If things reached such a pass, how, the question is was war averted?

The answer might lie in the nature of international politics and relations. Both India and Pakistan state do not operate in a vacuum; they exist in an international system and structure that is somewhat prone to war but looks askance at it. The sequence of events after Pulwama alarmed the international community enough to lean perhaps both on India and Pakistan to exercise restraint and not to cross a certain threshold. Both countries through limited probes or call it if you may, sorties, had made their points which they could present to their respective domestic audiences and they could go back to the dressing rooms, so to speak. But, the international community’s cautions or even warnings of restraint are premised on stability, regional and otherwise, than anything else. From a generic and a rather abstract perspective, the international system and structure, kicked in and leant on India and Pakistan because it prizes and values stability. It is not beholden to any human or humanitarian consideration. Being parts and constituents of this system and structure, India and Pakistan had to yield. But, all things considered and given the nature of the relations between the two countries, the international system’s and community’s caution against war and the hiatus engendered by this is a temporary palliative. War can and might break out between the arch adversaries anytime. What then is the real and lasting antidote to it?

 The answer here lies in the elevation and primacy of the political and the diplomatic over military options. Counter-intuitively but fortuitously, an opening of sorts has been provided by the capture of an IAF pilot and the offer of his release by Pakistan. This serendipitous offering must be grabbed head on and then capitalised on. It will or can serve two objectives: in the realm of immediacy, it can defuse the current crisis and help deescalate and it can lead to a dynamic where statecraft and sagacious diplomacy become the operative dynamic between India and Pakistan. But,  to be long lasting and for durable peace to hold,  both countries must understand the causal loops and linkages that actually bring them to crisis points and then firmly untangle and deal with these. They must forget Clausewitz and take heed to the wise words of my Australian mentor!

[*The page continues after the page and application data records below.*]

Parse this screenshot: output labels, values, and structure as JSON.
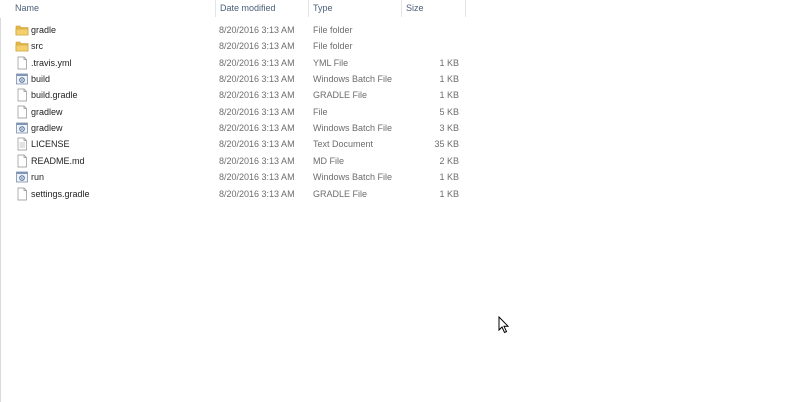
{
  "columns": {
    "name": "Name",
    "date_modified": "Date modified",
    "type": "Type",
    "size": "Size"
  },
  "files": [
    {
      "name": "gradle",
      "date": "8/20/2016 3:13 AM",
      "type": "File folder",
      "size": "",
      "icon": "folder-icon"
    },
    {
      "name": "src",
      "date": "8/20/2016 3:13 AM",
      "type": "File folder",
      "size": "",
      "icon": "folder-icon"
    },
    {
      "name": ".travis.yml",
      "date": "8/20/2016 3:13 AM",
      "type": "YML File",
      "size": "1 KB",
      "icon": "file-icon"
    },
    {
      "name": "build",
      "date": "8/20/2016 3:13 AM",
      "type": "Windows Batch File",
      "size": "1 KB",
      "icon": "batch-file-icon"
    },
    {
      "name": "build.gradle",
      "date": "8/20/2016 3:13 AM",
      "type": "GRADLE File",
      "size": "1 KB",
      "icon": "file-icon"
    },
    {
      "name": "gradlew",
      "date": "8/20/2016 3:13 AM",
      "type": "File",
      "size": "5 KB",
      "icon": "file-icon"
    },
    {
      "name": "gradlew",
      "date": "8/20/2016 3:13 AM",
      "type": "Windows Batch File",
      "size": "3 KB",
      "icon": "batch-file-icon"
    },
    {
      "name": "LICENSE",
      "date": "8/20/2016 3:13 AM",
      "type": "Text Document",
      "size": "35 KB",
      "icon": "text-file-icon"
    },
    {
      "name": "README.md",
      "date": "8/20/2016 3:13 AM",
      "type": "MD File",
      "size": "2 KB",
      "icon": "file-icon"
    },
    {
      "name": "run",
      "date": "8/20/2016 3:13 AM",
      "type": "Windows Batch File",
      "size": "1 KB",
      "icon": "batch-file-icon"
    },
    {
      "name": "settings.gradle",
      "date": "8/20/2016 3:13 AM",
      "type": "GRADLE File",
      "size": "1 KB",
      "icon": "file-icon"
    }
  ],
  "colors": {
    "header_text": "#4c607a",
    "secondary_text": "#6d6d6d",
    "folder": "#e8b84a"
  }
}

(Disclaimer: The opinions expressed above are the personal views of the author and do not reflect the views of ZMCL)